"Commercial banking grew out of the desire (inspired by the profit motive) to conserve cash (gold) and by means of credit to provide financial elasticity and growth in the commercial process of exchange. That is, all producers (sellers) who desired true money (gold), instead of the short-term secured credit bills – promissory notes of their customers (the buyers) – could, through the mediation of goldsmiths-turned-bankers and bill-merchants-turned-bankers, obtain real money by discounting their bills of exchange for gold with the emerging commercial bankers of early modern Europe. The combined institutions of stable money and secured credit enabled commercial civilization to make of the entire world the only closed economy."
Argentina is floundering. Brazil is struggling. Colombia is growing.
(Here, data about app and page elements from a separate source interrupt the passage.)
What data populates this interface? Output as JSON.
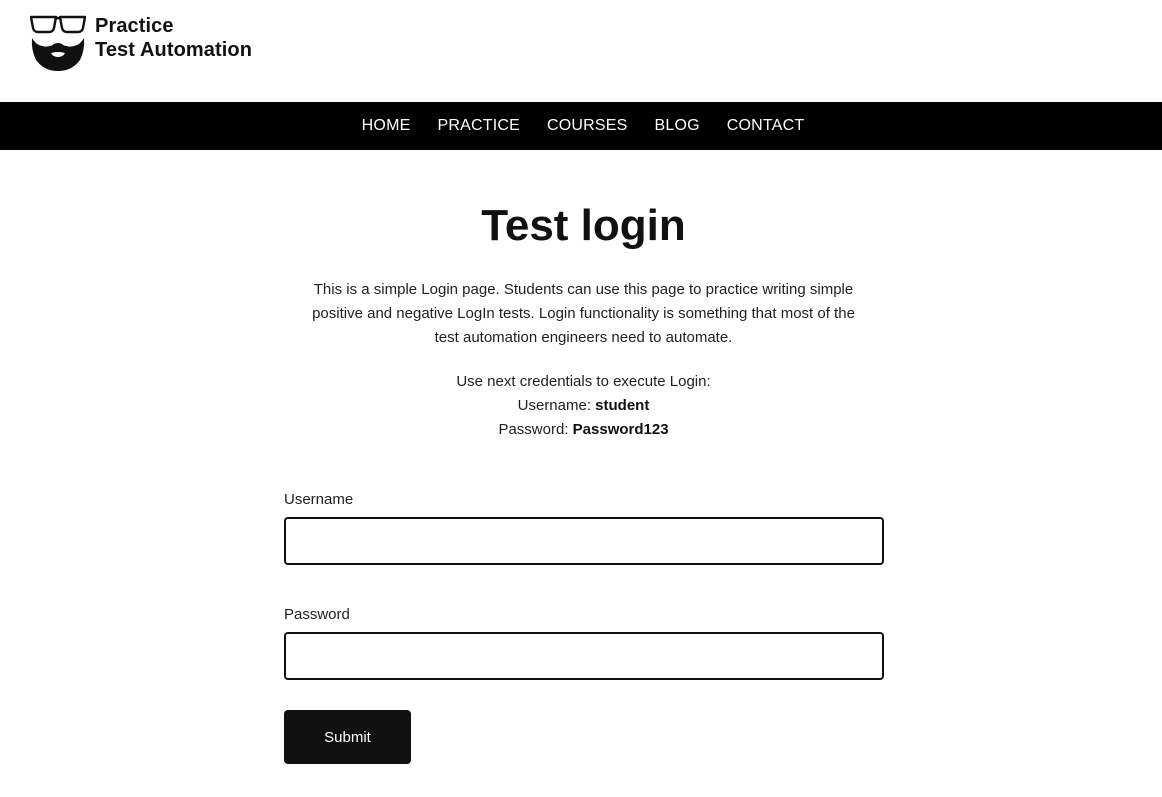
{
  "brand": {
    "line1": "Practice",
    "line2": "Test Automation",
    "logo_icon": "bearded-face-glasses-icon"
  },
  "nav": {
    "items": [
      {
        "label": "HOME"
      },
      {
        "label": "PRACTICE"
      },
      {
        "label": "COURSES"
      },
      {
        "label": "BLOG"
      },
      {
        "label": "CONTACT"
      }
    ]
  },
  "page": {
    "title": "Test login",
    "intro": "This is a simple Login page. Students can use this page to practice writing simple positive and negative LogIn tests. Login functionality is something that most of the test automation engineers need to automate.",
    "credentials": {
      "heading": "Use next credentials to execute Login:",
      "username_label": "Username: ",
      "username_value": "student",
      "password_label": "Password: ",
      "password_value": "Password123"
    }
  },
  "form": {
    "username": {
      "label": "Username",
      "value": ""
    },
    "password": {
      "label": "Password",
      "value": ""
    },
    "submit_label": "Submit"
  },
  "colors": {
    "navbar_bg": "#000000",
    "nav_text": "#ffffff",
    "button_bg": "#111111",
    "button_text": "#ffffff",
    "input_border": "#111111"
  }
}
Colombia is now the third largest economy in Latin America, according to Capital Economics. The Wall Street Journal’s Darcy Crowe and Taos Turner wrote recently: “After Argentina’s economy dwarfed Colombia’s for decades, economists say the trend reversed in January as the...
One of the themes for the Akan gold counterweights is the electric mudfish.
Image courtesy of AfricanMasks.info
Spark From The Deep by William Turkel has this to say about the fish upon which this counterweight is modeled:
The electric catfish also played an important role in the west African kingdom of Benin, which...